One of the most important aspects of the show dog training is composure. This is the demeanor that the dog is going to carry in the ring, when they are being viewed by the judge and the audience alike. When they are being checked over, they are expected to stay calm and collected. They will have their eyes and ears looked over, and the judge will look over the dog’s teeth. This is when the dog must behave the most, as it would be an immediate fail if the dog reacted poorly to the judge handling them in this manner. If the dog cannot be trained to keep their composure, they will not be permitted to enter any one the contests that they are training for.
Show dog training means that the dog is going to have to pay close attention to the commands that are given when they are given. If the dog should fail to follow a command by either the handler or the judge, they will not be able to proceed in the event. The commands will be simple and direct, and if the dog is to go anywhere within the show circuit they are going to need to excel at this aspect. There is no room for error in this field, and your dog should be trained to understand this idea. The judge in this type of event has no patience for a dog that is unruly, so this is something that trainers pay particularly close attention too. This will ensure that the dog will not fall behind the pack, due to a misunderstanding. The dog will be trained to succeed, so they must now prove what they have learned.
Walking, Trotting, And Standing Tall
Show dog training will incorporate a few very basic yet critical practices when they are in their program. This means that sitting, standing, and any form of walking or trotting, will be done so with great pride and integrity. All of these actions will be used quite frequently when in a show, so it is vital for these to be worked on diligently with the trainers. There are very few trainers that will forego this type of training for something else early on, so you can expect that the dog will get a full schedule of it.
Crate Training a New Puppy
You want a crate that’s large enough for your dog to turn around, stand up, or lie down in comfortably when he reaches full maturity. There are all different types of crates. Some are made of wire mesh, some are cloth mesh, or there are plastic types that are most often times called airline crates. You really want to consider the ease of assembly, but also the durability. Although heavier, wire crates are usually easy to put up and take down and are very durable.
The best type of crate is one you can take with you when you travel with your dog.

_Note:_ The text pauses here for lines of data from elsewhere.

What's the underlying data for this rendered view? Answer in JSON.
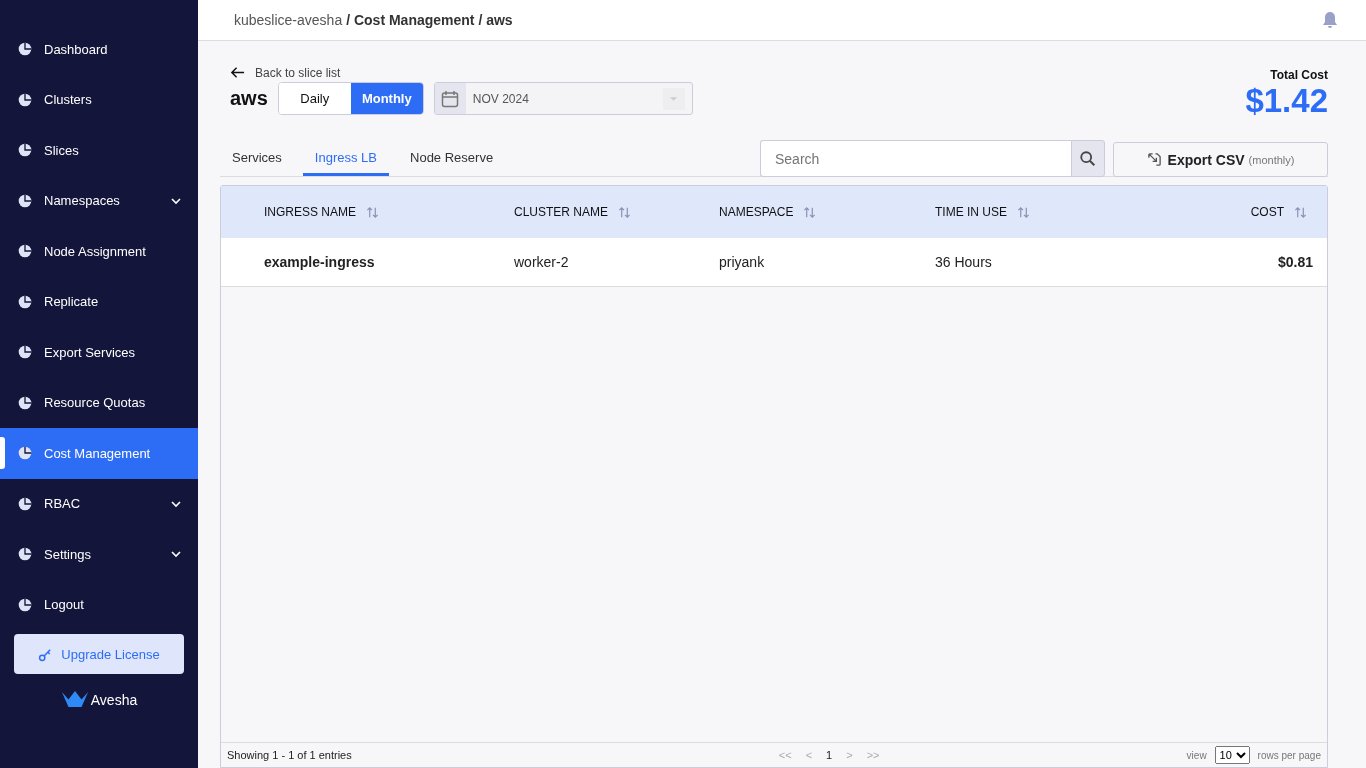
{
  "sidebar": {
    "items": [
      {
        "label": "Dashboard",
        "selected": false,
        "has_submenu": false
      },
      {
        "label": "Clusters",
        "selected": false,
        "has_submenu": false
      },
      {
        "label": "Slices",
        "selected": false,
        "has_submenu": false
      },
      {
        "label": "Namespaces",
        "selected": false,
        "has_submenu": true
      },
      {
        "label": "Node Assignment",
        "selected": false,
        "has_submenu": false
      },
      {
        "label": "Replicate",
        "selected": false,
        "has_submenu": false
      },
      {
        "label": "Export Services",
        "selected": false,
        "has_submenu": false
      },
      {
        "label": "Resource Quotas",
        "selected": false,
        "has_submenu": false
      },
      {
        "label": "Cost Management",
        "selected": true,
        "has_submenu": false
      },
      {
        "label": "RBAC",
        "selected": false,
        "has_submenu": true
      },
      {
        "label": "Settings",
        "selected": false,
        "has_submenu": true
      },
      {
        "label": "Logout",
        "selected": false,
        "has_submenu": false
      }
    ],
    "upgrade_button": "Upgrade License",
    "logo": "Avesha"
  },
  "breadcrumb": {
    "root": "kubeslice-avesha",
    "path": "/ Cost Management / aws"
  },
  "back_link": "Back to slice list",
  "slice_name": "aws",
  "period_toggle": [
    {
      "label": "Daily",
      "selected": false
    },
    {
      "label": "Monthly",
      "selected": true
    }
  ],
  "month_picker": {
    "value": "NOV 2024"
  },
  "total_cost": {
    "label": "Total Cost",
    "value": "$1.42"
  },
  "tabs": [
    {
      "label": "Services",
      "selected": false
    },
    {
      "label": "Ingress LB",
      "selected": true
    },
    {
      "label": "Node Reserve",
      "selected": false
    }
  ],
  "search": {
    "placeholder": "Search"
  },
  "export_button": {
    "label": "Export CSV",
    "note": "(monthly)"
  },
  "table": {
    "columns": [
      "INGRESS NAME",
      "CLUSTER NAME",
      "NAMESPACE",
      "TIME IN USE",
      "COST"
    ],
    "rows": [
      [
        "example-ingress",
        "worker-2",
        "priyank",
        "36 Hours",
        "$0.81"
      ]
    ]
  },
  "footer": {
    "summary": "Showing 1 - 1 of 1 entries",
    "pager": [
      "<<",
      "<",
      "1",
      ">",
      ">>"
    ],
    "view_label": "view",
    "page_size": "10",
    "rows_label": "rows per page"
  }
}
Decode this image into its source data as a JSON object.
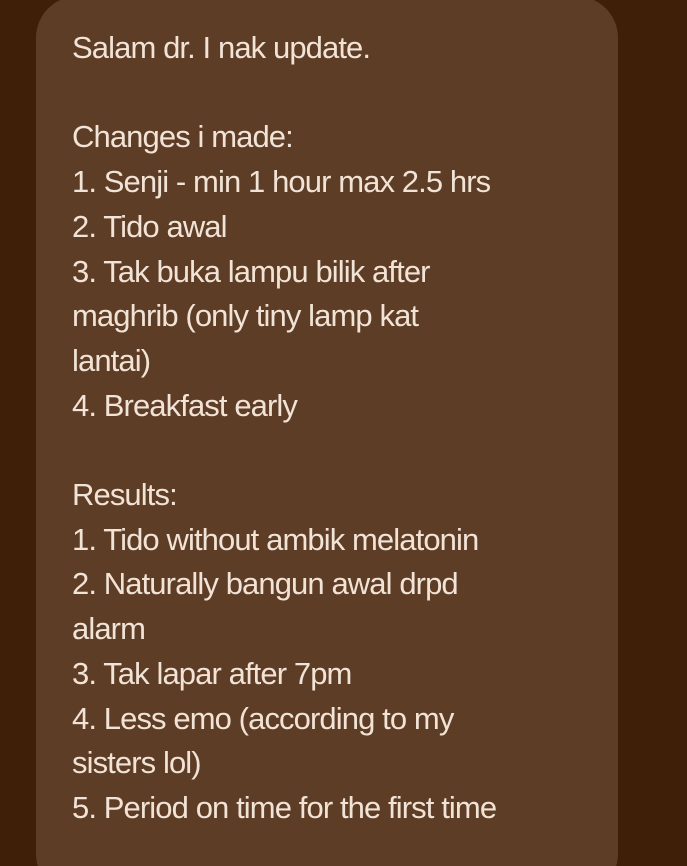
{
  "chat": {
    "message": {
      "lines": [
        "Salam dr. I nak update.",
        "",
        "Changes i made:",
        "1. Senji - min 1 hour max 2.5 hrs",
        "2. Tido awal",
        "3. Tak buka lampu bilik after",
        "maghrib (only tiny lamp kat",
        "lantai)",
        "4. Breakfast early",
        "",
        "Results:",
        "1. Tido without ambik melatonin",
        "2. Naturally bangun awal drpd",
        "alarm",
        "3. Tak lapar after 7pm",
        "4. Less emo (according to my",
        "sisters lol)",
        "5. Period on time for the first time"
      ]
    }
  },
  "colors": {
    "background": "#3f1f08",
    "bubble": "#5e3d27",
    "text": "#f1e3d6"
  }
}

You might even want to get two different crates. One for the car and one for the house. Then you don’t have to be carrying it back and forth which can become a real hassle.
Now the next step is teaching your new puppy to use the crate.
Here are 7 tips to coaxing your new puppy into his crate:
1. Set up the crate and let your puppy check it out. Put a blanket or one of the special crate pads inside.
2. Come up with a command, such as “Go to Bed” or “Go to your crate.” If you’re new puppy won’t enter the crate on his own or when you call to him then physically place your puppy in the crate.
3. Close the door, praise him and give him a little treat, and then let him out.
4. Use a treat to lure him into the crate. If he doesn’t want the treat and won’t follow it in, then physically place him inside and then give him the treat.
5. Close the door, praise him while he is inside, and give him another little treat.
6. Let him out again. And just remember, the treat can be anything as long as it motivates him.
7. Continue using the command you had chosen and giving your new puppy a treat after he enters into the crate until he is going into the crate all on his own.
If your new puppy happens to be afraid of the crate, try feeding him his meal in front of the crate. Then when you feed him his next meal place it just inside of the crate. Continue feeding him this way , each time pushing his food bowl further back into the crate until your new puppy is inside and isn’t afraid to go in on his own.